During the second event in July 2016, BTC started at about 650 USD. Within a year and a half, the price rose to almost $20,000. Over the next year, the price dropped to about $3,200.
After the second decrease in the reward, the Bitcoin price was trading in the price range from $575 to $20,000.
In the second half of the year, the price grew as rapidly as it fell, but it should be noted that even after a sharp drop, the price remained almost 400 percent higher than before the first half of 2016.
The first two halves showed similar price patterns, and in both cases, the halves marked the beginning of a new bull market. The price of BTC rose significantly both before and within a few months after the halving. In some cases, the price has increased by 12 000 – 13 000 percent.
The price structure was the same for both events, but the growth period was longer for the second half. In the first half of the year, the period between the lowest and the highest price was 511 days, in the second half – 1,068 days. Moreover, the growth in the first half of the year was not only faster, but also stronger.
In both cases, most of the price increase occurred after the halving, and a new historical maximum of the BTC price was reached.
Paving the way to $100,000?
Before the last reduction to date on May 11, 2020, similar trends were expected, based on the price dynamics of the last two cuts. The forecasts turned out to be correct, since the third timeframe also saw a significant increase in the BTC price, although it was smaller compared to the other two timeframes.
If in the first two half-years the price increased by 277 (comparison of 2009-2012) and 531 (comparison of 2012-2016) percent, then in the third half of the year the growth was only 180 percent. Precisely because the first two timeframes caused such a strong price movement, expectations for the third timeframe were particularly high.

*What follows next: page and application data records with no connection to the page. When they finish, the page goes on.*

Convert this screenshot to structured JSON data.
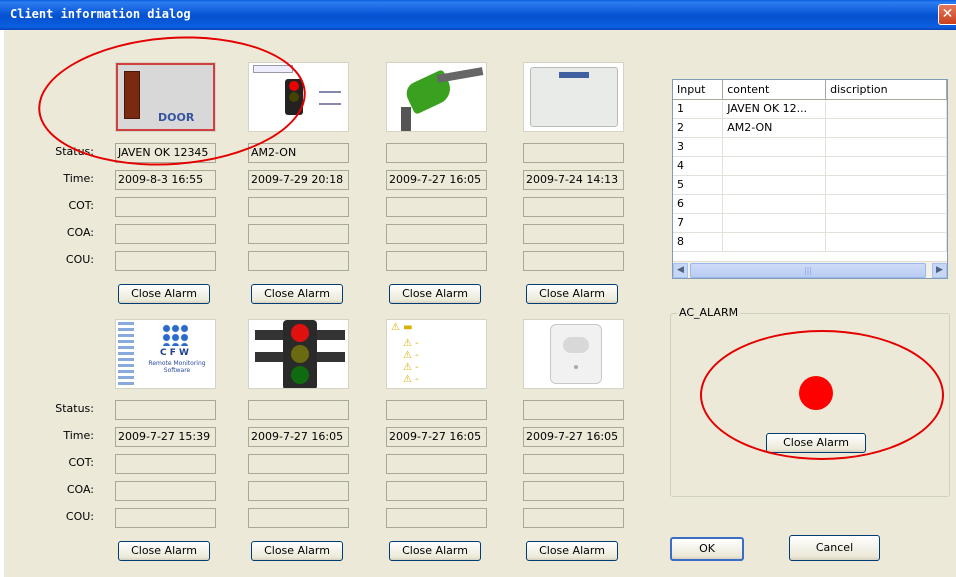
{
  "window": {
    "title": "Client information dialog",
    "close_glyph": "✕"
  },
  "labels": {
    "status": "Status:",
    "time": "Time:",
    "cot": "COT:",
    "coa": "COA:",
    "cou": "COU:"
  },
  "close_alarm_label": "Close Alarm",
  "sensors_row1": [
    {
      "icon": "door-icon",
      "thumb_text": "DOOR",
      "status": "JAVEN OK 12345",
      "time": "2009-8-3  16:55",
      "cot": "",
      "coa": "",
      "cou": ""
    },
    {
      "icon": "traffic-light-icon",
      "thumb_text": "",
      "status": "AM2-ON",
      "time": "2009-7-29  20:18",
      "cot": "",
      "coa": "",
      "cou": ""
    },
    {
      "icon": "fuel-nozzle-icon",
      "thumb_text": "",
      "status": "",
      "time": "2009-7-27  16:05",
      "cot": "",
      "coa": "",
      "cou": ""
    },
    {
      "icon": "control-box-icon",
      "thumb_text": "",
      "status": "",
      "time": "2009-7-24  14:13",
      "cot": "",
      "coa": "",
      "cou": ""
    }
  ],
  "sensors_row2": [
    {
      "icon": "cfw-logo-icon",
      "thumb_text": "C F W",
      "thumb_sub": "Remote Monitoring Software",
      "status": "",
      "time": "2009-7-27  15:39",
      "cot": "",
      "coa": "",
      "cou": ""
    },
    {
      "icon": "traffic-light-icon",
      "thumb_text": "",
      "status": "",
      "time": "2009-7-27  16:05",
      "cot": "",
      "coa": "",
      "cou": ""
    },
    {
      "icon": "warning-list-icon",
      "thumb_text": "",
      "status": "",
      "time": "2009-7-27  16:05",
      "cot": "",
      "coa": "",
      "cou": ""
    },
    {
      "icon": "motion-sensor-icon",
      "thumb_text": "",
      "status": "",
      "time": "2009-7-27  16:05",
      "cot": "",
      "coa": "",
      "cou": ""
    }
  ],
  "input_table": {
    "headers": [
      "Input",
      "content",
      "discription"
    ],
    "rows": [
      [
        "1",
        "JAVEN OK 12...",
        ""
      ],
      [
        "2",
        "AM2-ON",
        ""
      ],
      [
        "3",
        "",
        ""
      ],
      [
        "4",
        "",
        ""
      ],
      [
        "5",
        "",
        ""
      ],
      [
        "6",
        "",
        ""
      ],
      [
        "7",
        "",
        ""
      ],
      [
        "8",
        "",
        ""
      ]
    ]
  },
  "ac_alarm": {
    "caption": "AC_ALARM",
    "button": "Close Alarm",
    "led_color": "#ff0000"
  },
  "footer": {
    "ok": "OK",
    "cancel": "Cancel"
  },
  "colors": {
    "annotation": "#e40000",
    "titlebar": "#0a5fe0",
    "dialog_bg": "#ece9d8"
  }
}
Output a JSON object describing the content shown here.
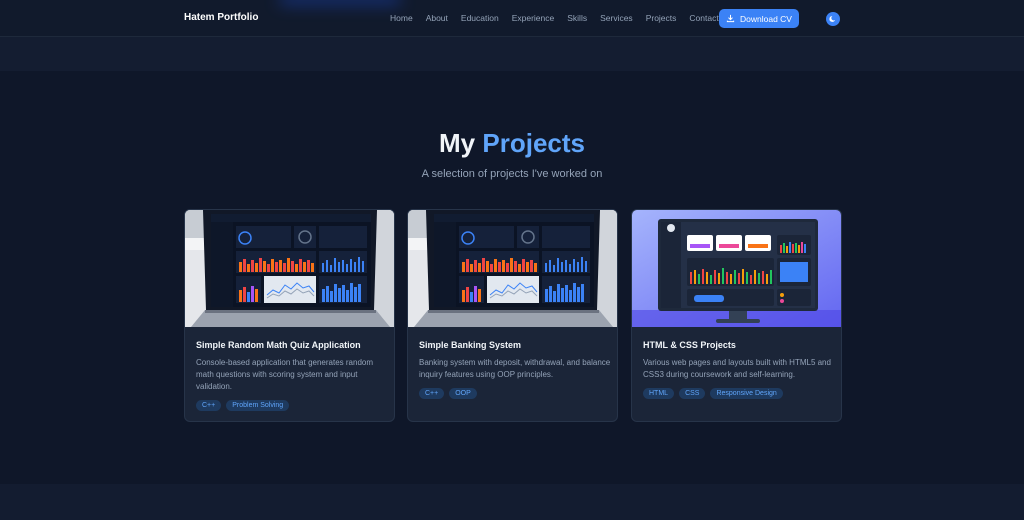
{
  "navbar": {
    "brand": "Hatem Portfolio",
    "links": [
      "Home",
      "About",
      "Education",
      "Experience",
      "Skills",
      "Services",
      "Projects",
      "Contact"
    ],
    "cv_label": "Download CV",
    "accent_color": "#3b82f6",
    "download_icon": "download-icon",
    "theme_icon": "theme-toggle-icon"
  },
  "section": {
    "title_plain": "My",
    "title_accent": "Projects",
    "subtitle": "A selection of projects I've worked on"
  },
  "projects": [
    {
      "title": "Simple Random Math Quiz Application",
      "description": "Console-based application that generates random math questions with scoring system and input validation.",
      "tags": [
        "C++",
        "Problem Solving"
      ]
    },
    {
      "title": "Simple Banking System",
      "description": "Banking system with deposit, withdrawal, and balance inquiry features using OOP principles.",
      "tags": [
        "C++",
        "OOP"
      ]
    },
    {
      "title": "HTML & CSS Projects",
      "description": "Various web pages and layouts built with HTML5 and CSS3 during coursework and self-learning.",
      "tags": [
        "HTML",
        "CSS",
        "Responsive Design"
      ]
    }
  ]
}
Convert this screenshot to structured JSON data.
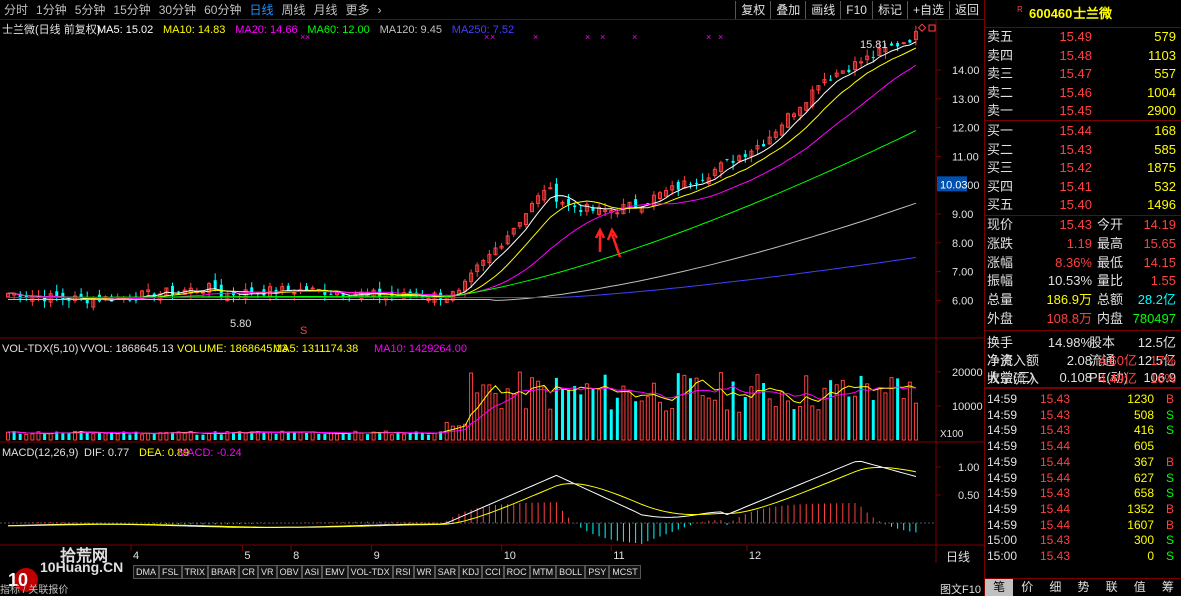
{
  "toolbar": {
    "periods": [
      "分时",
      "1分钟",
      "5分钟",
      "15分钟",
      "30分钟",
      "60分钟",
      "日线",
      "周线",
      "月线",
      "更多"
    ],
    "active": "日线",
    "buttons": [
      "复权",
      "叠加",
      "画线",
      "F10",
      "标记",
      "+自选",
      "返回"
    ]
  },
  "main_header": {
    "title": "士兰微(日线 前复权)",
    "ma": [
      {
        "label": "MA5: 15.02",
        "color": "#ffffff"
      },
      {
        "label": "MA10: 14.83",
        "color": "#ffff00"
      },
      {
        "label": "MA20: 14.66",
        "color": "#ff00ff"
      },
      {
        "label": "MA60: 12.00",
        "color": "#00ff00"
      },
      {
        "label": "MA120: 9.45",
        "color": "#c0c0c0"
      },
      {
        "label": "MA250: 7.52",
        "color": "#4040ff"
      }
    ]
  },
  "price_axis": [
    "14.00",
    "13.00",
    "12.00",
    "11.00",
    "10.00",
    "9.00",
    "8.00",
    "7.00",
    "6.00"
  ],
  "current_price_tag": "10.03",
  "annotations": {
    "high": "15.81",
    "low": "5.80",
    "s_marker": "S"
  },
  "volume_header": {
    "name": "VOL-TDX(5,10)",
    "vvol": "VVOL: 1868645.13",
    "volume": "VOLUME: 1868645.13",
    "ma5": "MA5: 1311174.38",
    "ma10": "MA10: 1429264.00"
  },
  "volume_axis": [
    "20000",
    "10000"
  ],
  "volume_unit": "X100",
  "macd_header": {
    "name": "MACD(12,26,9)",
    "dif": "DIF: 0.77",
    "dea": "DEA: 0.89",
    "macd": "MACD: -0.24"
  },
  "macd_axis": [
    "1.00",
    "0.50"
  ],
  "months": [
    {
      "label": "4",
      "pos": 0.14
    },
    {
      "label": "5",
      "pos": 0.259
    },
    {
      "label": "8",
      "pos": 0.311
    },
    {
      "label": "9",
      "pos": 0.397
    },
    {
      "label": "10",
      "pos": 0.536
    },
    {
      "label": "11",
      "pos": 0.653
    },
    {
      "label": "12",
      "pos": 0.798
    }
  ],
  "period_label": "日线",
  "indicators": [
    "DMA",
    "FSL",
    "TRIX",
    "BRAR",
    "CR",
    "VR",
    "OBV",
    "ASI",
    "EMV",
    "VOL-TDX",
    "RSI",
    "WR",
    "SAR",
    "KDJ",
    "CCI",
    "ROC",
    "MTM",
    "BOLL",
    "PSY",
    "MCST"
  ],
  "bottom_left": "指标 / 关联报价",
  "f10_label": "图文F10",
  "watermark": {
    "cn": "拾荒网",
    "en": "10Huang.CN"
  },
  "stock": {
    "code": "600460",
    "name": "士兰微",
    "flag": "R"
  },
  "asks": [
    {
      "label": "卖五",
      "price": "15.49",
      "vol": "579"
    },
    {
      "label": "卖四",
      "price": "15.48",
      "vol": "1103"
    },
    {
      "label": "卖三",
      "price": "15.47",
      "vol": "557"
    },
    {
      "label": "卖二",
      "price": "15.46",
      "vol": "1004"
    },
    {
      "label": "卖一",
      "price": "15.45",
      "vol": "2900"
    }
  ],
  "bids": [
    {
      "label": "买一",
      "price": "15.44",
      "vol": "168"
    },
    {
      "label": "买二",
      "price": "15.43",
      "vol": "585"
    },
    {
      "label": "买三",
      "price": "15.42",
      "vol": "1875"
    },
    {
      "label": "买四",
      "price": "15.41",
      "vol": "532"
    },
    {
      "label": "买五",
      "price": "15.40",
      "vol": "1496"
    }
  ],
  "quote": [
    {
      "l1": "现价",
      "v1": "15.43",
      "c1": "#ff4040",
      "l2": "今开",
      "v2": "14.19",
      "c2": "#ff4040"
    },
    {
      "l1": "涨跌",
      "v1": "1.19",
      "c1": "#ff4040",
      "l2": "最高",
      "v2": "15.65",
      "c2": "#ff4040"
    },
    {
      "l1": "涨幅",
      "v1": "8.36%",
      "c1": "#ff4040",
      "l2": "最低",
      "v2": "14.15",
      "c2": "#ff4040"
    },
    {
      "l1": "振幅",
      "v1": "10.53%",
      "c1": "#e0e0e0",
      "l2": "量比",
      "v2": "1.55",
      "c2": "#ff4040"
    },
    {
      "l1": "总量",
      "v1": "186.9万",
      "c1": "#ffff00",
      "l2": "总额",
      "v2": "28.2亿",
      "c2": "#00ffff"
    },
    {
      "l1": "外盘",
      "v1": "108.8万",
      "c1": "#ff4040",
      "l2": "内盘",
      "v2": "780497",
      "c2": "#00ff00"
    }
  ],
  "fundamentals": [
    {
      "l1": "换手",
      "v1": "14.98%",
      "l2": "股本",
      "v2": "12.5亿"
    },
    {
      "l1": "净资",
      "v1": "2.08",
      "l2": "流通",
      "v2": "12.5亿"
    },
    {
      "l1": "收益(三)",
      "v1": "0.108",
      "l2": "PE(动)",
      "v2": "106.9"
    }
  ],
  "flows": [
    {
      "label": "净流入额",
      "value": "4.60亿",
      "pct": "17%"
    },
    {
      "label": "大宗流入",
      "value": "4.49亿",
      "pct": "16%"
    }
  ],
  "ticks": [
    {
      "time": "14:59",
      "price": "15.43",
      "vol": "1230",
      "side": "B"
    },
    {
      "time": "14:59",
      "price": "15.43",
      "vol": "508",
      "side": "S"
    },
    {
      "time": "14:59",
      "price": "15.43",
      "vol": "416",
      "side": "S"
    },
    {
      "time": "14:59",
      "price": "15.44",
      "vol": "605",
      "side": ""
    },
    {
      "time": "14:59",
      "price": "15.44",
      "vol": "367",
      "side": "B"
    },
    {
      "time": "14:59",
      "price": "15.44",
      "vol": "627",
      "side": "S"
    },
    {
      "time": "14:59",
      "price": "15.43",
      "vol": "658",
      "side": "S"
    },
    {
      "time": "14:59",
      "price": "15.44",
      "vol": "1352",
      "side": "B"
    },
    {
      "time": "14:59",
      "price": "15.44",
      "vol": "1607",
      "side": "B"
    },
    {
      "time": "15:00",
      "price": "15.43",
      "vol": "300",
      "side": "S"
    },
    {
      "time": "15:00",
      "price": "15.43",
      "vol": "0",
      "side": "S"
    }
  ],
  "right_tabs": [
    "笔",
    "价",
    "细",
    "势",
    "联",
    "值",
    "筹"
  ],
  "colors": {
    "up": "#ff4040",
    "down": "#00ffff",
    "grid": "#7a0000"
  }
}
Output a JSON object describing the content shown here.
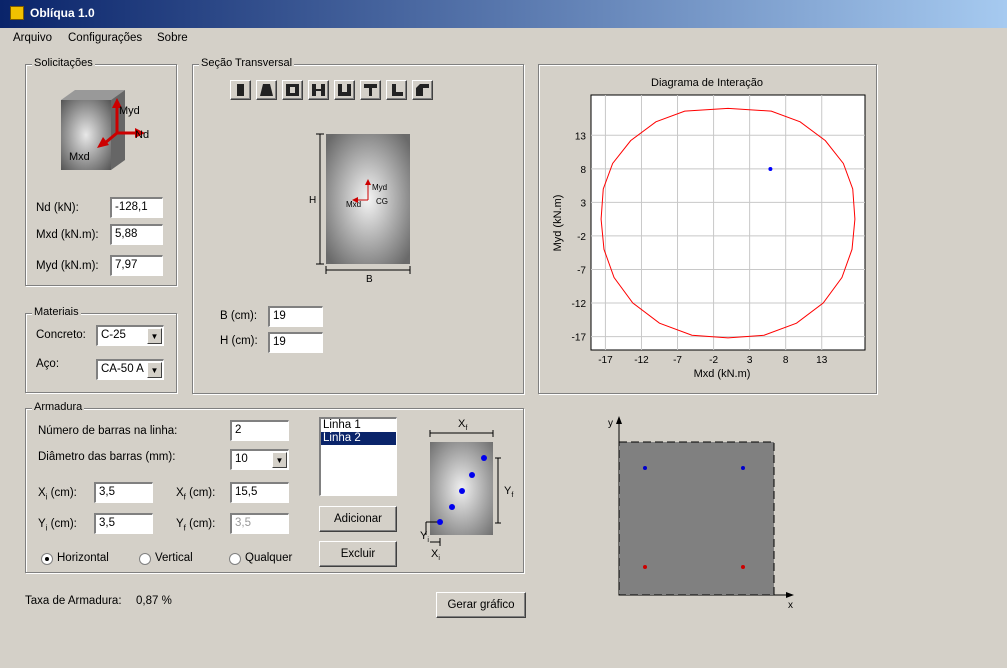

However, there was no immediate effect, so the expectations were followed by disappointment: on the morning after the price halved, it was just under $8,800 and, thus, was as high as in the days preceding the event.
Medium-term supply shortage leads to price increases
However, the third half of the year also showed the same long-term trend as the first two half-years: with the start of the new year, the BTC price reached a record high of $28,964. The positive price trend began in the fall of 2020, and has only been growing since then. In 2021, the price increased by 124.5 percent.
A lot of scientific studies have been published on the price-halving ratio, which not only analyzes data for past periods in detail, but also makes predictions about the next reduction in remuneration in 2024.
Halving and the stock-flow model
Based on what has happened to date, the question for many investors is what else can be expected in the coming months and years. To be able to anticipate this, you can apply the stock-flow model. The stock-to-flow ratio basically describes the rarity of a commodity and can be applied to Bitcoin.
The model works with a value that represents the available amount of an asset. This value is a margin. The amount of BTC that is added to this stock each year is a stream. The ratio of these two values describes the total time it will take to reach the total margin at the current pace.
The most prominent representative of this mathematical model is the crypto analyst PlanB. PlanB was the first to project this model on Bitcoin, and to date, he has predicted the Bitcoin price rate with the highest possible accuracy depending on the halving of Bitcoin.
PlanB uses the S2F model for the price of BTC
The model is mathematically accurate, and for this reason is often used to predict Bitcoin.
If we follow the S2F model, then in 2022 the BTC price is projected to be $ 100,000.
Various studies show a clear statistical correlation between the actual BTC price rate and the simulated stock-to-flow rate.
In 2022, the market is still reacting to the halving that occurred in 2020. For this reason, expectations of the next halving of remuneration, which is expected on March 12, 2024, are very high.
Although the past price movement is not a guarantee of future growth, past trends suggest that the next halving will again be accompanied by growth, albeit more moderate and slow.